About Houston's layout: It's fucking disperse. If you want cyberpunk-styled megacomplexes and giant concrete spires, Houston is not your place. All those pretty skyscrapers you see in those pictures of Houston's skyline? Yeeeeep, those are all office buildings. You aren't gonna find too many high-rises over in H-town: It's a lot of like 2 or 3-story apartment complexes that look like Motel 6's and then a bunch of neighborhoods from around there, all stemming off from the absolute congestion nightmare that is Houston's infrastructure. Seriously. Driving in Houston should be standard practice for measuring someone's blood pressure.

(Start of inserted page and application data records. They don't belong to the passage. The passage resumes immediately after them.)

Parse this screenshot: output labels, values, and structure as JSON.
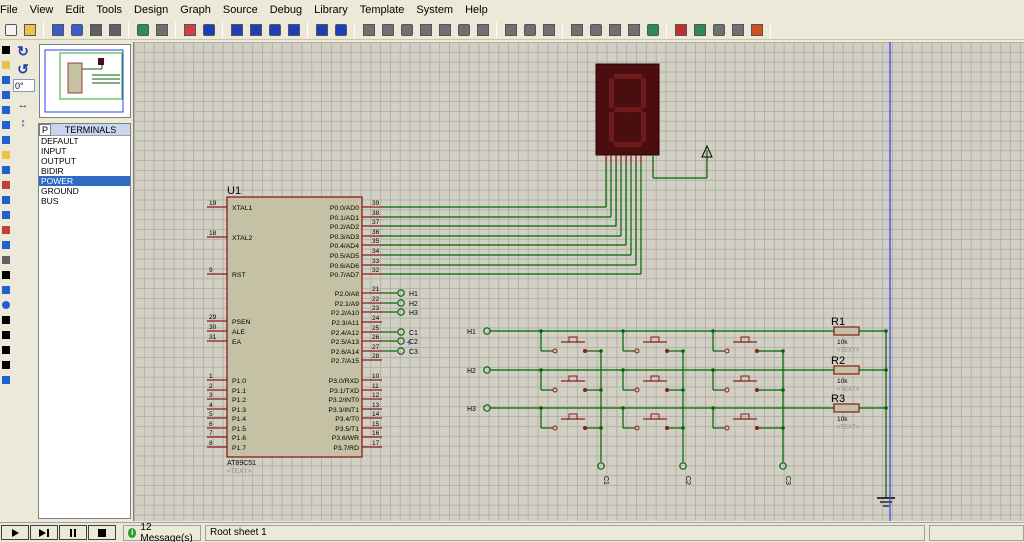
{
  "menu": [
    "File",
    "View",
    "Edit",
    "Tools",
    "Design",
    "Graph",
    "Source",
    "Debug",
    "Library",
    "Template",
    "System",
    "Help"
  ],
  "toolbar_icons": [
    "new-file-icon",
    "open-folder-icon",
    "save-icon",
    "save-all-icon",
    "print-icon",
    "print-setup-icon",
    "refresh-icon",
    "grid-icon",
    "origin-icon",
    "pan-icon",
    "zoom-in-icon",
    "zoom-out-icon",
    "zoom-all-icon",
    "zoom-area-icon",
    "undo-icon",
    "redo-icon",
    "cut-icon",
    "copy-icon",
    "paste-icon",
    "block-copy-icon",
    "block-move-icon",
    "block-rotate-icon",
    "block-delete-icon",
    "pick-device-icon",
    "make-device-icon",
    "package-icon",
    "decompose-icon",
    "wire-autorouter-icon",
    "search-tag-icon",
    "property-assign-icon",
    "new-sheet-icon",
    "remove-sheet-icon",
    "exit-parent-icon",
    "bill-of-materials-icon",
    "netlist-icon",
    "ares-icon"
  ],
  "left_tools": [
    "selection-mode-icon",
    "component-mode-icon",
    "junction-dot-icon",
    "wire-label-icon",
    "text-script-icon",
    "buses-icon",
    "subcircuit-icon",
    "terminals-mode-icon",
    "device-pins-icon",
    "graph-mode-icon",
    "tape-recorder-icon",
    "generator-icon",
    "voltage-probe-icon",
    "current-probe-icon",
    "virtual-instruments-icon",
    "line-icon",
    "box-icon",
    "circle-icon",
    "arc-icon",
    "path-icon",
    "text-icon",
    "symbol-icon",
    "marker-icon"
  ],
  "rotate": {
    "cw_icon": "↻",
    "ccw_icon": "↺",
    "angle": "0°"
  },
  "terminals": {
    "mode": "P",
    "title": "TERMINALS",
    "items": [
      "DEFAULT",
      "INPUT",
      "OUTPUT",
      "BIDIR",
      "POWER",
      "GROUND",
      "BUS"
    ],
    "selected": "POWER"
  },
  "schematic": {
    "mcu": {
      "ref": "U1",
      "part": "AT89C51",
      "text": "<TEXT>",
      "left_pins": [
        {
          "num": "19",
          "name": "XTAL1"
        },
        {
          "num": "18",
          "name": "XTAL2"
        },
        {
          "num": "9",
          "name": "RST"
        },
        {
          "num": "29",
          "name": "PSEN"
        },
        {
          "num": "30",
          "name": "ALE"
        },
        {
          "num": "31",
          "name": "EA"
        },
        {
          "num": "1",
          "name": "P1.0"
        },
        {
          "num": "2",
          "name": "P1.1"
        },
        {
          "num": "3",
          "name": "P1.2"
        },
        {
          "num": "4",
          "name": "P1.3"
        },
        {
          "num": "5",
          "name": "P1.4"
        },
        {
          "num": "6",
          "name": "P1.5"
        },
        {
          "num": "7",
          "name": "P1.6"
        },
        {
          "num": "8",
          "name": "P1.7"
        }
      ],
      "right_pins": [
        {
          "num": "39",
          "name": "P0.0/AD0"
        },
        {
          "num": "38",
          "name": "P0.1/AD1"
        },
        {
          "num": "37",
          "name": "P0.2/AD2"
        },
        {
          "num": "36",
          "name": "P0.3/AD3"
        },
        {
          "num": "35",
          "name": "P0.4/AD4"
        },
        {
          "num": "34",
          "name": "P0.5/AD5"
        },
        {
          "num": "33",
          "name": "P0.6/AD6"
        },
        {
          "num": "32",
          "name": "P0.7/AD7"
        },
        {
          "num": "21",
          "name": "P2.0/A8"
        },
        {
          "num": "22",
          "name": "P2.1/A9"
        },
        {
          "num": "23",
          "name": "P2.2/A10"
        },
        {
          "num": "24",
          "name": "P2.3/A11"
        },
        {
          "num": "25",
          "name": "P2.4/A12"
        },
        {
          "num": "26",
          "name": "P2.5/A13"
        },
        {
          "num": "27",
          "name": "P2.6/A14"
        },
        {
          "num": "28",
          "name": "P2.7/A15"
        },
        {
          "num": "10",
          "name": "P3.0/RXD"
        },
        {
          "num": "11",
          "name": "P3.1/TXD"
        },
        {
          "num": "12",
          "name": "P3.2/INT0"
        },
        {
          "num": "13",
          "name": "P3.3/INT1"
        },
        {
          "num": "14",
          "name": "P3.4/T0"
        },
        {
          "num": "15",
          "name": "P3.5/T1"
        },
        {
          "num": "16",
          "name": "P3.6/WR"
        },
        {
          "num": "17",
          "name": "P3.7/RD"
        }
      ],
      "port2_terminals": [
        "H1",
        "H2",
        "H3",
        "",
        "C1",
        "C2",
        "C3"
      ]
    },
    "row_terminals": [
      "H1",
      "H2",
      "H3"
    ],
    "col_terminals": [
      "C1",
      "C2",
      "C3"
    ],
    "resistors": [
      {
        "ref": "R1",
        "value": "10k",
        "text": "<TEXT>"
      },
      {
        "ref": "R2",
        "value": "10k",
        "text": "<TEXT>"
      },
      {
        "ref": "R3",
        "value": "10k",
        "text": "<TEXT>"
      }
    ],
    "display_digit": "8"
  },
  "status": {
    "sim_buttons": [
      "play-icon",
      "step-icon",
      "pause-icon",
      "stop-icon"
    ],
    "messages": "12 Message(s)",
    "sheet": "Root sheet 1"
  },
  "colors": {
    "wire": "#006400",
    "component": "#8b1a1a",
    "component_fill": "#c4c1a4",
    "grid": "#d2d0c4",
    "display_bg": "#4a0e0e",
    "display_seg": "#6e1a1a"
  }
}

Now, there is a decently interesting take you could spin this all with Houston's economy: A huge part of Houston's historic economy was how all the refineries and petroleum companies were located there. But if there's a huge shock and the oil industry is going to shit with a huge push for electric stuff and alternative energy, then all of a sudden Houston's staying power is thrown immediately out the window and it becomes another Detroit. So you could do some cool stuff where like abandoned refineries are used as hideouts and marketplaces, and there's all these basically-abandoned office high-rises downtown that have been basically converted into squatters' communities, maybe run by the local slum lord.
you hit the nail on the head with this one. Houston is definitely a very spawl-y city. It has weird pockets of suburbia meshed right next to office buildings and strip malls, but they're really nothing impressive to look at. I don't currently live there (sometimes I visit for a few months), but you can really go forever and a day without setting foot in downtown if you don't work there. It does, also, take fuckin' forever to drive everywhere despite the absolutely massive highways/freeways/whatever.
It also does have a pretty decent asian community. There's probably several, but I'm familiar with the Bellaire area. However, it also has a sizeable Indian population, as well, which might actually be pretty interesting. Of course, it being Houston the other predominant culture is Latino/hispanic (I'm one of them).
This actually gives me an idea...I have a southeast asian-latino character who is affectionately known as "Tex". He's also a street racer. From personal experience of formerly living by busy roads, Houston has a street racing problem. I think he'd work pretty well in this setting